Task description
Scan the listing below for "mang", then report every line that has it.

Exercise material
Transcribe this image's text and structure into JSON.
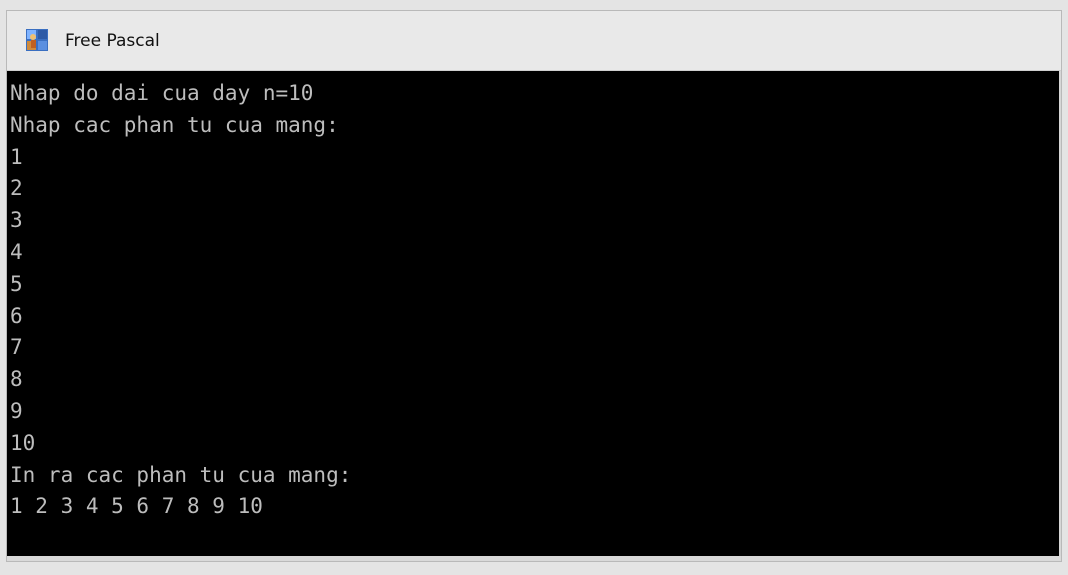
{
  "window": {
    "title": "Free Pascal",
    "icon": "free-pascal-app-icon"
  },
  "console": {
    "lines": [
      "Nhap do dai cua day n=10",
      "Nhap cac phan tu cua mang:",
      "1",
      "2",
      "3",
      "4",
      "5",
      "6",
      "7",
      "8",
      "9",
      "10",
      "In ra cac phan tu cua mang:",
      "1 2 3 4 5 6 7 8 9 10"
    ]
  },
  "colors": {
    "console_bg": "#000000",
    "console_text": "#bdbdbd",
    "titlebar_bg": "#e9e9e9"
  }
}
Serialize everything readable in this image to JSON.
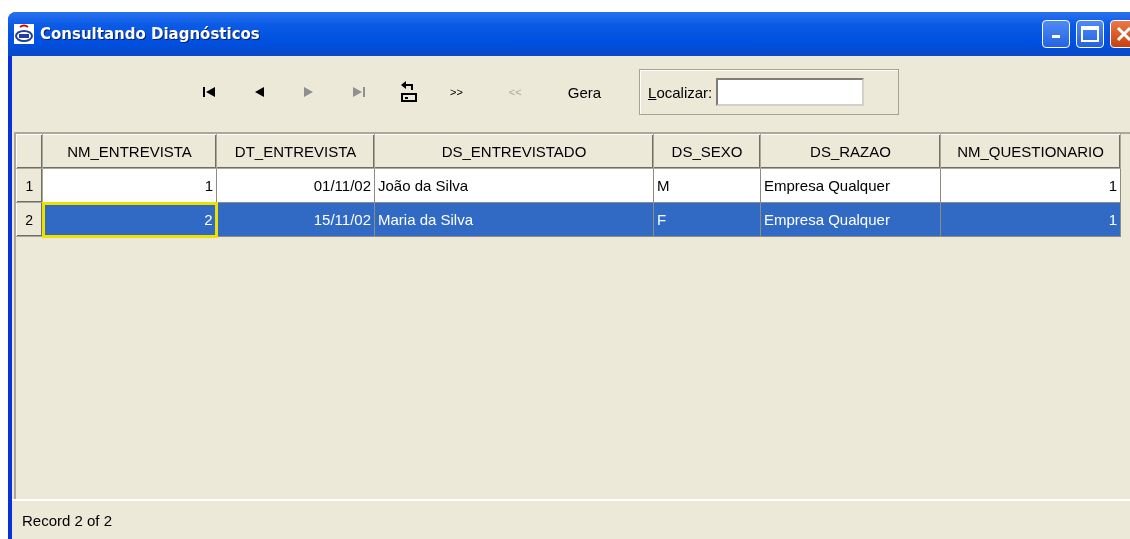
{
  "window": {
    "title": "Consultando Diagnósticos"
  },
  "toolbar": [
    {
      "kind": "first",
      "disabled": false
    },
    {
      "kind": "previous",
      "disabled": false
    },
    {
      "kind": "next",
      "disabled": true
    },
    {
      "kind": "last",
      "disabled": true
    },
    {
      "kind": "refresh",
      "disabled": false
    },
    {
      "kind": "text",
      "label": ">>",
      "disabled": false
    },
    {
      "kind": "text",
      "label": "<<",
      "disabled": true
    },
    {
      "kind": "text",
      "label": "Gera",
      "disabled": false
    }
  ],
  "search": {
    "label": "Localizar:"
  },
  "table": {
    "columns": [
      {
        "label": "NM_ENTREVISTA"
      },
      {
        "label": "DT_ENTREVISTA"
      },
      {
        "label": "DS_ENTREVISTADO"
      },
      {
        "label": "DS_SEXO"
      },
      {
        "label": "DS_RAZAO"
      },
      {
        "label": "NM_QUESTIONARIO"
      }
    ],
    "rows": [
      {
        "number": "1",
        "selected": false,
        "cells": [
          {
            "text": "1",
            "focused": false
          },
          {
            "text": "01/11/02",
            "focused": false
          },
          {
            "text": "João da Silva",
            "focused": false
          },
          {
            "text": "M",
            "focused": false
          },
          {
            "text": "Empresa Qualquer",
            "focused": false
          },
          {
            "text": "1",
            "focused": false
          }
        ]
      },
      {
        "number": "2",
        "selected": true,
        "cells": [
          {
            "text": "2",
            "focused": true
          },
          {
            "text": "15/11/02",
            "focused": false
          },
          {
            "text": "Maria da Silva",
            "focused": false
          },
          {
            "text": "F",
            "focused": false
          },
          {
            "text": "Empresa Qualquer",
            "focused": false
          },
          {
            "text": "1",
            "focused": false
          }
        ]
      }
    ]
  },
  "status_bar": {
    "text": "Record 2 of 2"
  }
}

Task output
      "Nhap cac phan tu cua mang:",
      "In ra cac phan tu cua mang:",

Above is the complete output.